The chapter on Israel/Palestine deals with the thorny issue of how we can create a just peace in this troubled region nonviolently. It contains an essay by a Quaker of Jewish background who went to Israel/Palestine with the Compassionate Listening project. It also has an essay by Guiford College professor Max Carter, Najeeba Syed-Miller’s teacher, who frequently takes students from Guilford to Ramallah, where a Quaker school was established over a hundred years ago. This school has trained many leaders in the Palestinian community who have acquired many Quaker values while still preserving their identity as Muslims. This chapter also describes the work that the AFSC is doing to encourage young Palestinian leaders to work for justice nonviolently.
Interfaith work in the Middle East can be very difficult, and it isn’t always easy here at home.
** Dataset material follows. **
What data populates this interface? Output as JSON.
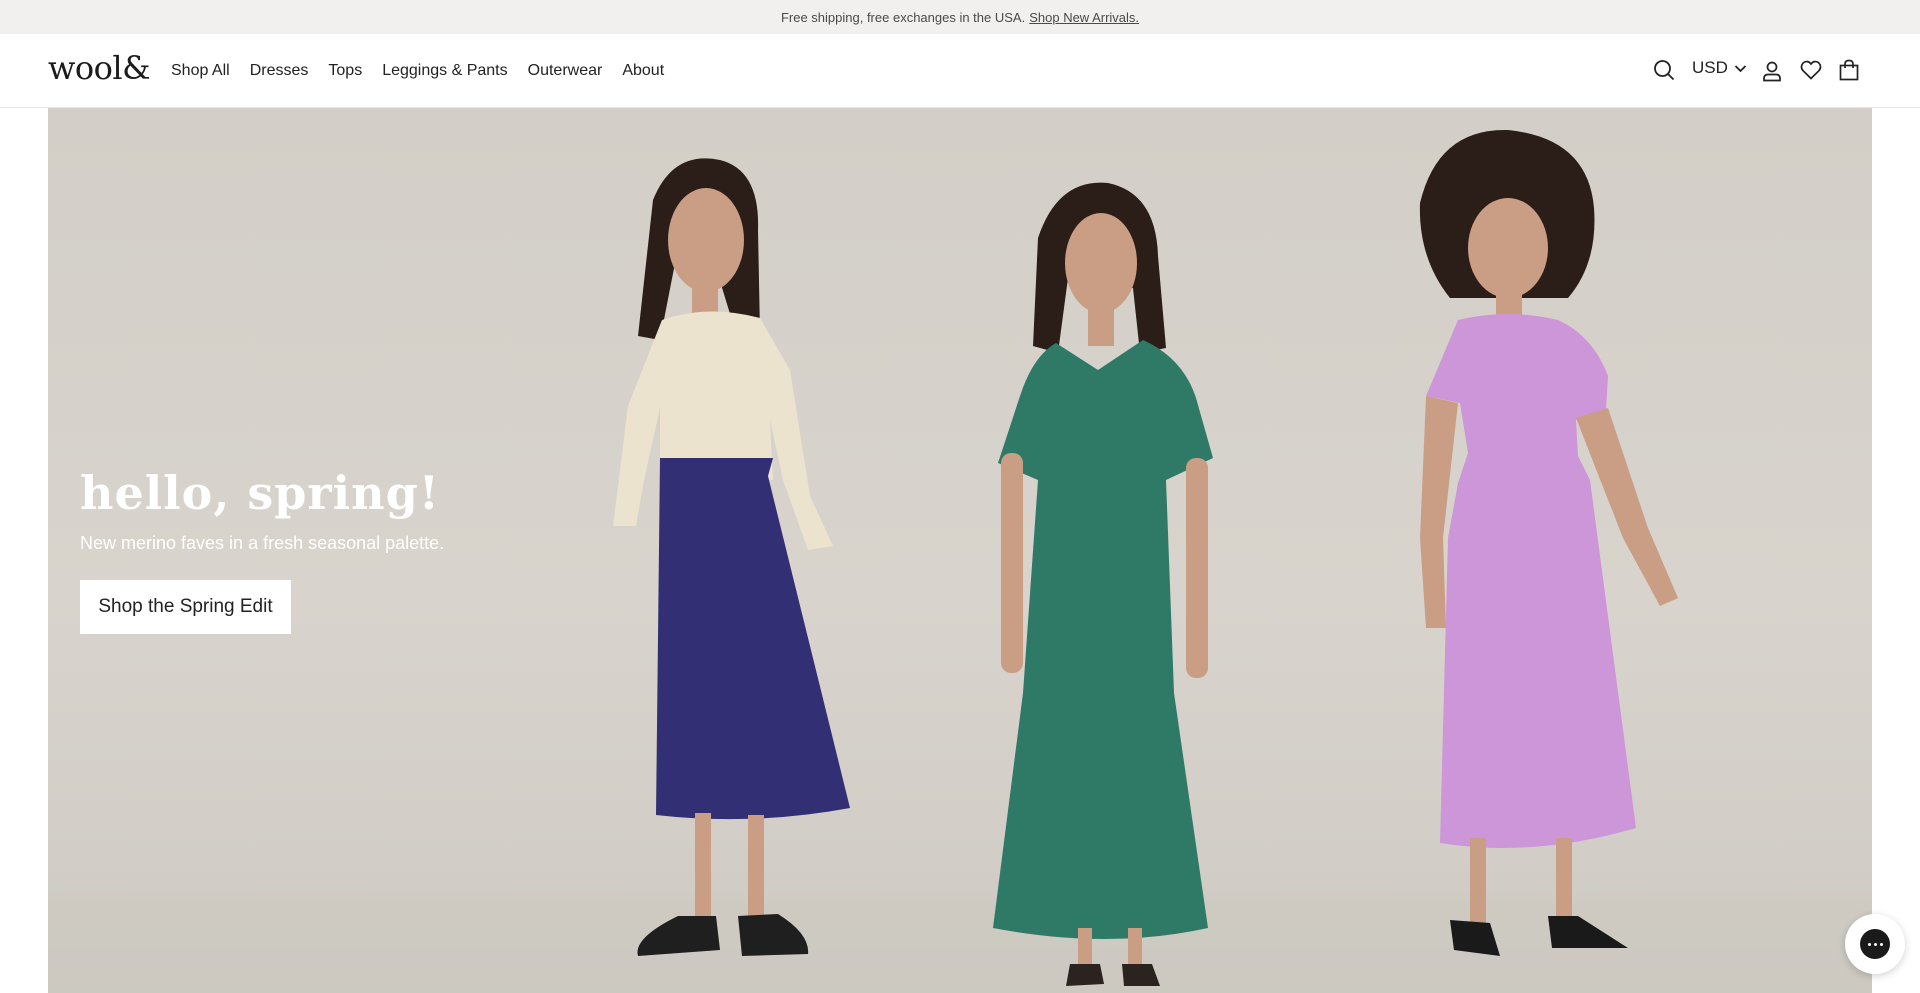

My Jewish friend Ruth Broyde Sharone has written a lively memoir about her interfaith reconciliation work called “Minefields and Miracles: Why God and Allah Need to Talk.” She recounts many inspiring stories of interfaith cooperation, and also of painful misunderstandings.
We may not agree on theology, and we all have very different religious practices, but we can agree that we are called to “love our neighbors.” This is the heart and the essence of the Torah, the Gospel, and the Quran—and most other faiths have a similar teachings.
The three major Christian organizations—the Pontifical Council for Interreligious Dialogue (PCID), the World Council of Churches (WCC) an ,the World Evangelical Alliance (WEA)—met during a period of five years to discuss how Christians could witness to their faith in a multi-religious world. I highly recommend downloading and reading this historic document, which was published in 2011, since it is the first time that Catholics, mainstream Protestants and Evangelicals have agreed on guidelines for interfaith dialogue and cooperation within the context of Christian witness. Among other things, this document encourages Christians to engage in respectful interreligious dialogue, to build relationships of trust with those of other faiths, to reject violence, to speak truthfully about other faiths, to refrain from all forms of material “allurements” to gain converts, to work for freedom of freedom, and to cooperate with people of other faiths for the common good.
I think we can all agree it’s important to cooperate with people of other faiths for the common good. That’s why I want to lift up a relatively new interfaith service organization that has come to the San Gabriel area. It’s called Family Promise and it’s part of a nation-wide network that has helped thousands of homeless families to become housed. My wife Jill does recruitment for this interfaith organization, and I’d like to invite her to say a few words about it. See http://web.fpsgv.org/
My wife and I met last spring at a Peace Parade here in Pasadena, and we were married last fall after a whirlwind courtship. I proposed to Jil after only three weeks. I guess it’s what my Jewish Friends call beshert, meeting your soul mate: we just knew God had brought us together.
Jill and I come from very different backgrounds. She is an Evangelical Chistian and I am a liberal Quaker, but we agree on deeply held values—like peace and justice, helping the poor, and loving our neighbors. And we have discovered you don’t need to agree with someone’s theology to love them and work with them and have a wonderful relationship.
When we got married, we invited people of diverse faiths to be part of our wedding party. Muslims, Jews, Evangelicals, liberals, conservatives people of color, the affluent, the homeless, and even a stranger from China who happened to be in town and wanted to see an American wedding—all came to our wedding and were welcome.
“Love God and love your neighbor as yourself” is a commandment we need to take seriously and embrace wholeheartedly. It’s part of our DNA as well as our religious heritage. What the interfaith movement calls us to do is to love ALL our neighbors, no matter what their race, religion or ethnic background. It isn’t always easy, but it’s worth it!